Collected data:
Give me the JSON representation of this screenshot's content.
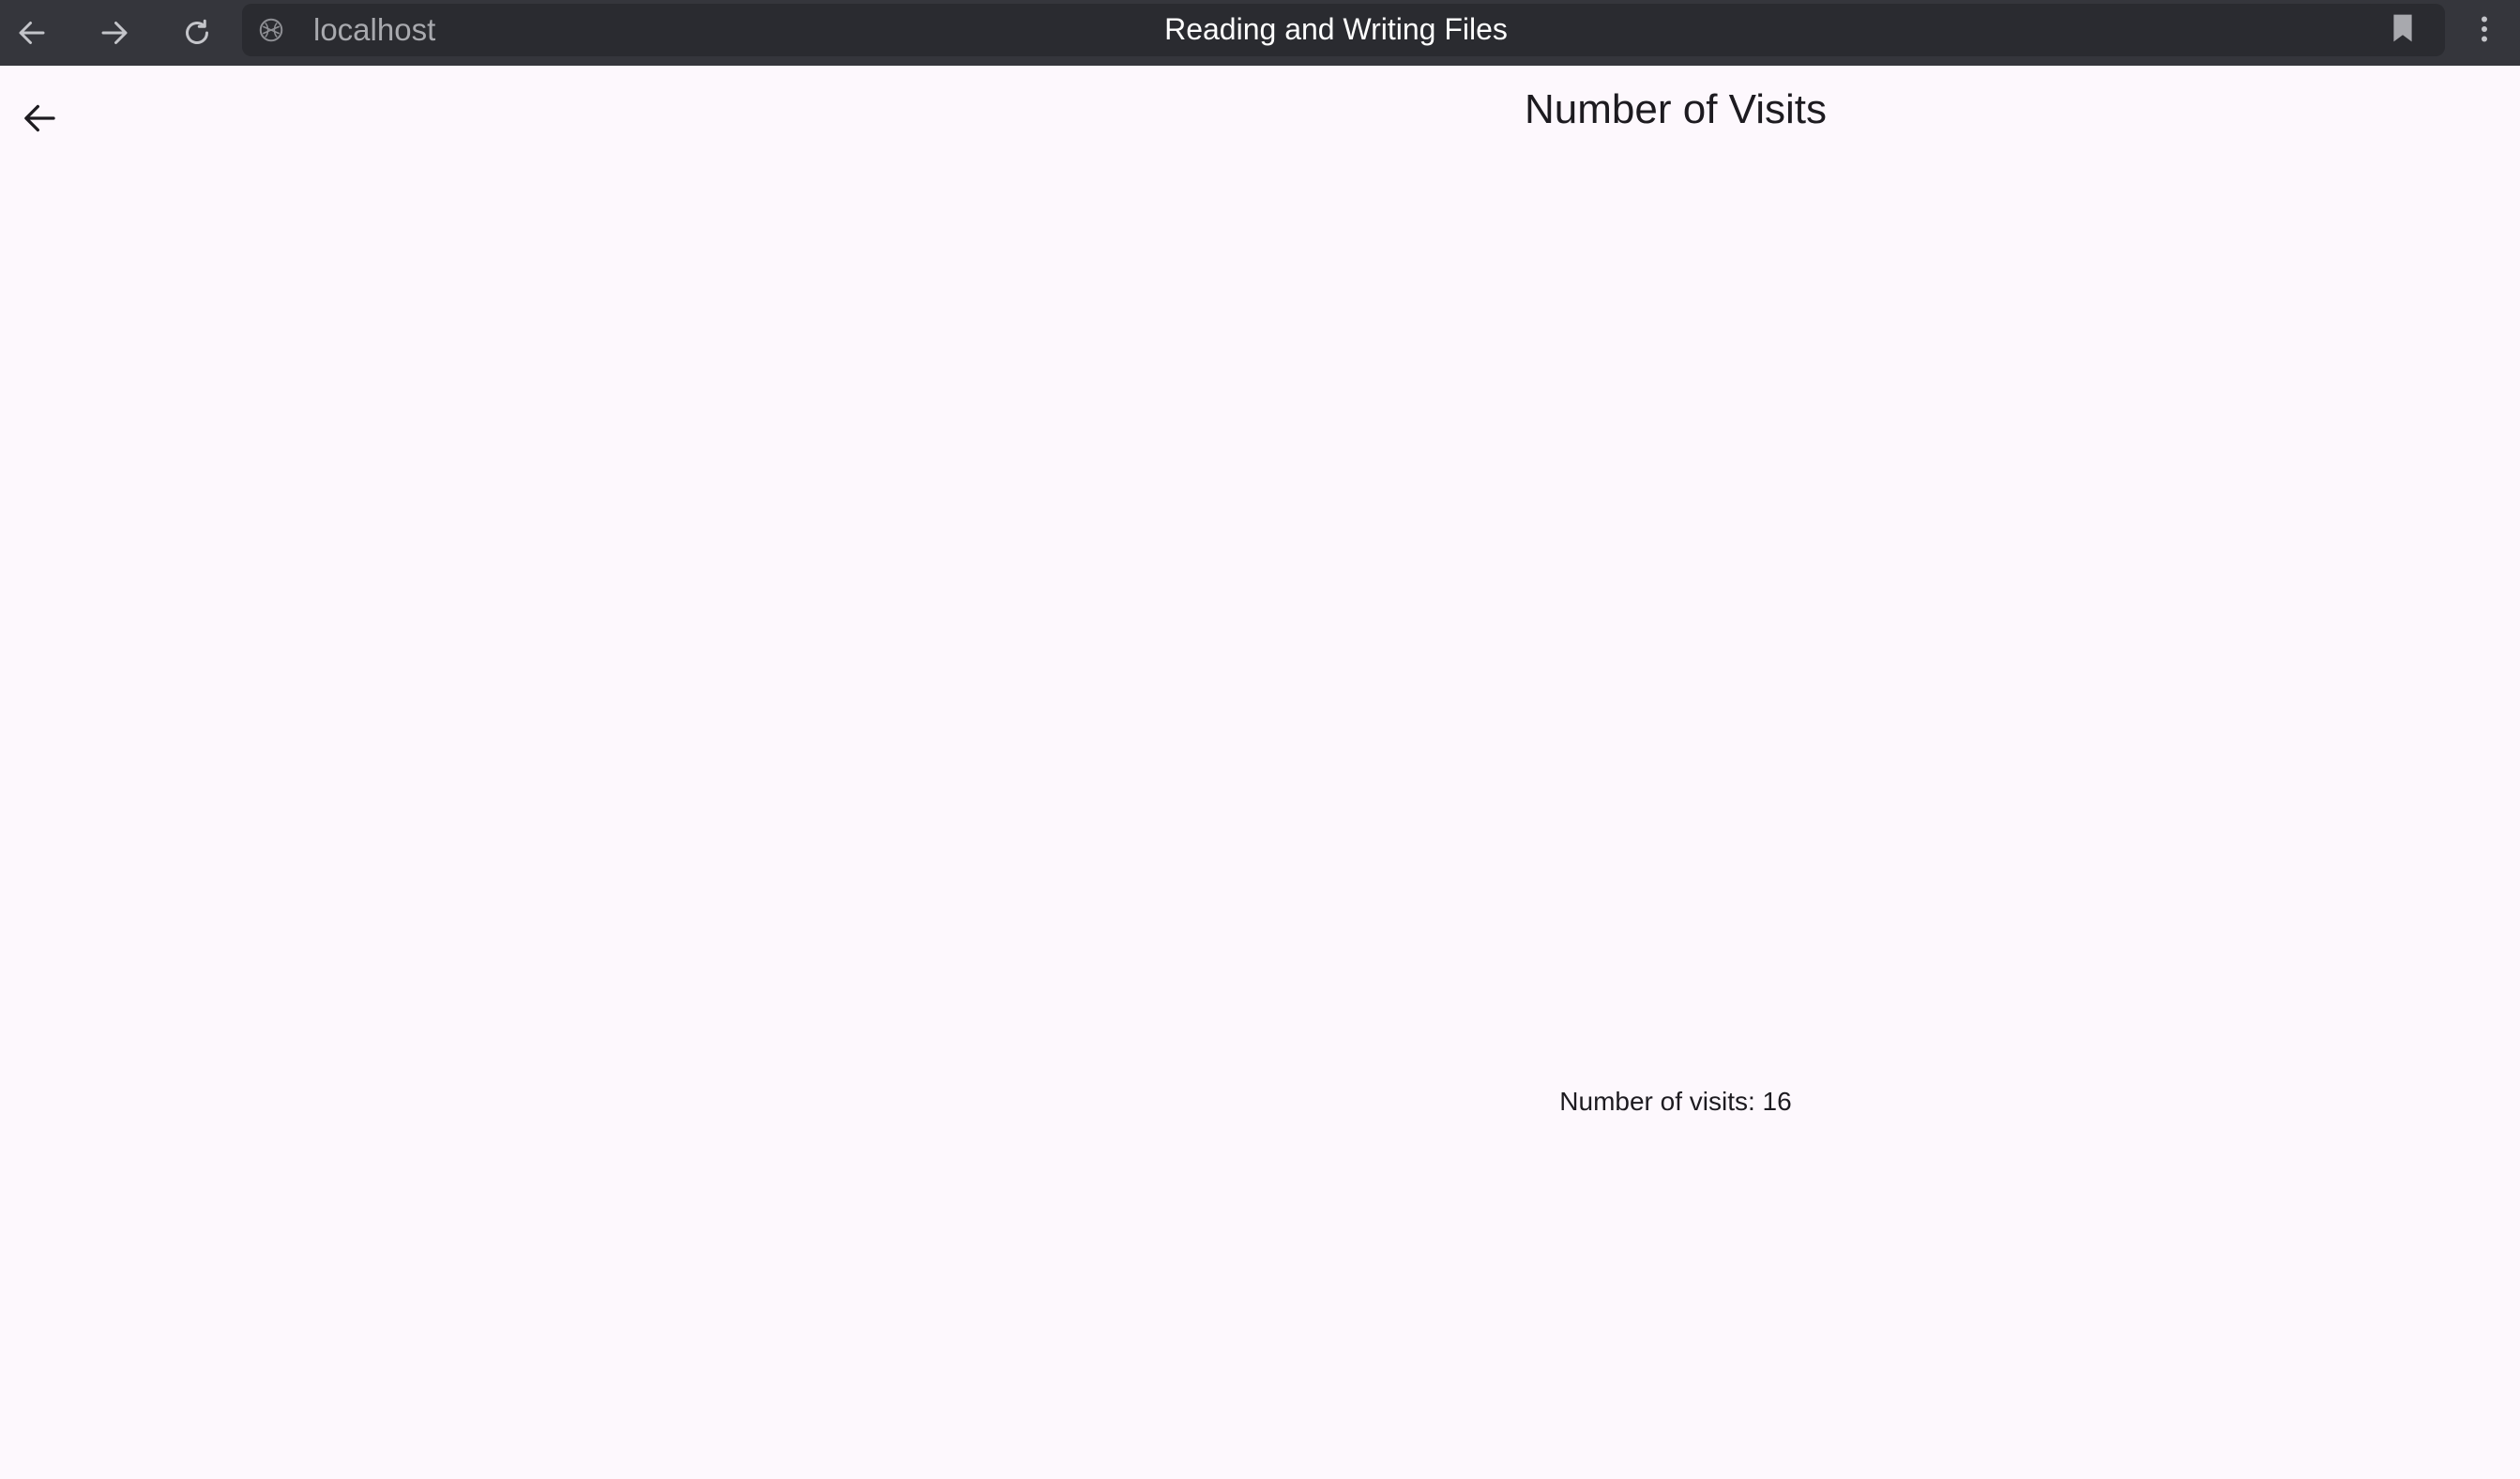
{
  "browser": {
    "url": "localhost",
    "tab_title": "Reading and Writing Files",
    "icons": {
      "back": "arrow-left-icon",
      "forward": "arrow-right-icon",
      "reload": "reload-icon",
      "site": "globe-icon",
      "bookmark": "bookmark-icon",
      "menu": "more-vert-icon"
    },
    "colors": {
      "bar_bg": "#35363c",
      "pill_bg": "#2a2b30",
      "title_text": "#ffffff",
      "url_text": "#a8a9ae"
    }
  },
  "app": {
    "title": "Number of Visits",
    "visits_text": "Number of visits: 16",
    "back_icon": "arrow-left-icon",
    "colors": {
      "background": "#fdf8fd",
      "text": "#1d1b20"
    }
  }
}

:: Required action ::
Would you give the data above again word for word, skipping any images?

:: Problem solution ::
Give me the JSON representation of this screenshot's content.
{
  "browser": {
    "url": "localhost",
    "tab_title": "Reading and Writing Files",
    "icons": {
      "back": "arrow-left-icon",
      "forward": "arrow-right-icon",
      "reload": "reload-icon",
      "site": "globe-icon",
      "bookmark": "bookmark-icon",
      "menu": "more-vert-icon"
    },
    "colors": {
      "bar_bg": "#35363c",
      "pill_bg": "#2a2b30",
      "title_text": "#ffffff",
      "url_text": "#a8a9ae"
    }
  },
  "app": {
    "title": "Number of Visits",
    "visits_text": "Number of visits: 16",
    "back_icon": "arrow-left-icon",
    "colors": {
      "background": "#fdf8fd",
      "text": "#1d1b20"
    }
  }
}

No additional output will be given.